“Many manufacturers will include ‘proprietary blends’ with no further detail,” Fellows said. “Others will include their ‘ultimate protein complex’ and include a very unspecific list of proteins. The protein type for which to look is whey isolate. Whey concentrate is less easily processed by the body.”

Soy

If you’re dieting and working out on a budget, soy protein is a good way to get a lot of those essential amino acids without the added fat, cholesterol, and lactose. Soy protein can also serve as a meat substitute for any vegetarian looking to build muscle. With components such as saponins, phytosterols, and isoflavones, it has also been known to boost immune function and lower your body’s cholesterol levels. Unfortunately, soy protein lacks many of the branched chain amino acids offered by most whey protein products. Branched chain amino acids are not only good for building muscle mass, but also for retaining mass by reducing the rate at which protein breaks down in our body.

“Soy protein is less effective than whey, but also less expensive,” Fellows explained. “Whey protein is often heat processed, damaging the protein and hindering the effectiveness, though also saving cost. The most effective and useful protein is a cold processed whey protein. The best shakes and powders will also include micellar casein, a slow digesting protein that allows the body to continue to recover and have a steady supply of proteins.”

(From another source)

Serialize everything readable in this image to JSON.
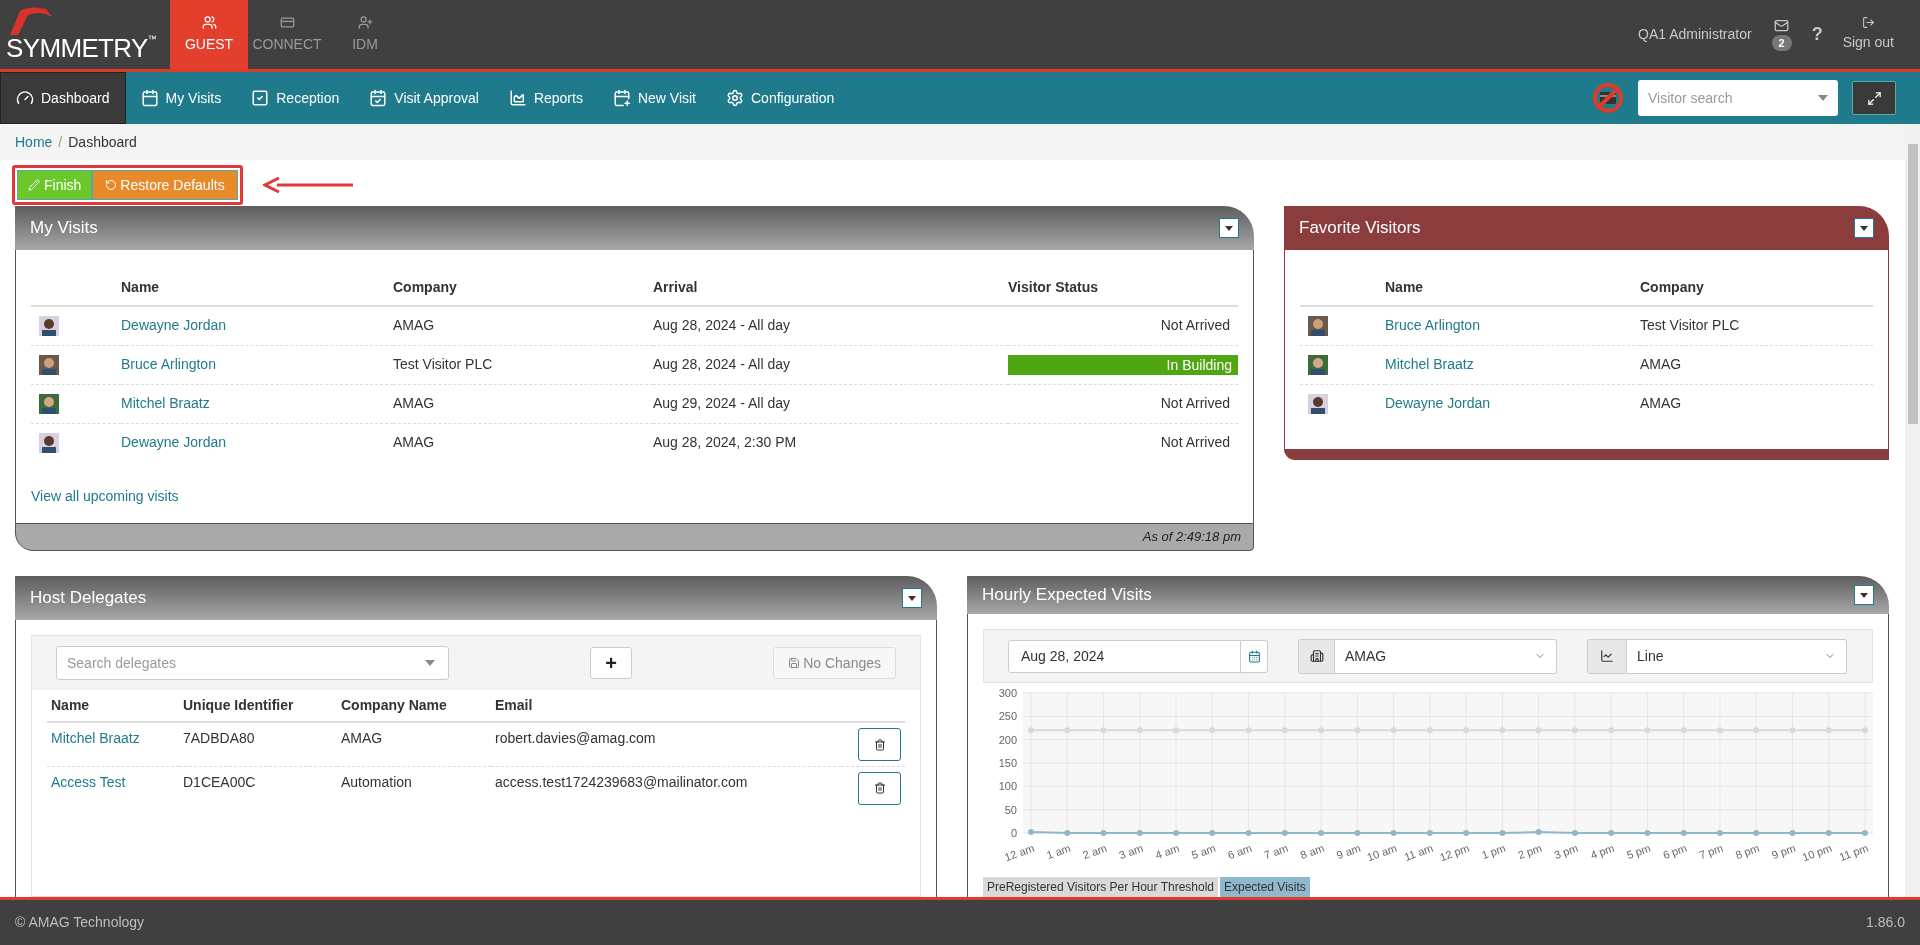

Casein

Also known as the “slow-acting” protein, casein protein is derived from the curds of milk as opposed to the liquid. Since it does come from the lumpy curd part of cow milk, it obviously takes longer for our body to breakdown casein protein. This type of protein also contains a different sequence of amino acids compared to whey protein. One of these amino acids is glutamine. In terms of reducing soreness, repairing muscles, and recovering from an intense workout, glutamine is the most important amino acid your body requires. This makes casein protein a favorite among athletes going for endurance. A benefit of casein taking longer to digest is that it can provide the body with energy while you sleep. For that reason, many workout enthusiasts choose to save their casein protein shake for a bedtime snack.

“Protein shakes and bars can be both an effective way to lose AND gain weight,” Chief Clinical Dietician at Workmen's Circle Multicare Center, Felice Kosakavich, told Medical Daily. “The trick is to read the labels carefully and choose low calorie low sugar options. Protein is important to maintain muscle and other vital body organs. Most people get enough protein eating a balanced diet but many people find higher protein, low carb snacks fill them up and keep them satisfied longer than sugar and carbohydrates alone.  Proteins take longer for the body to digest helping the body maintain a steady glucose level, but our body’s breakdown carbohydrates quickly into sugar, causing spikes in our blood glucose making us continue snacking because we do not feel full.”

Remember, 10 to 35 percent of your daily calorie intake should come from protein. For men over the age of 19, the Recommended Dietary Allowances (RDA) of protein is 56 grams per day. The RDA for women over the age of 19 is 46 grams of protein each day. When it comes to protein powders, ready-to-drink shakes, and bars, it doesn’t matter as long as you’re combining the right amount of protein with the right amount of calories, sugars, fat, and carbs. Post-workout protein shakes (whey and soy) should be taken in the 30-minute recovery window immediately following your exercise. Taking your protein in combination with healthy carbohydrates like oats will maximize muscle-protein synthesis.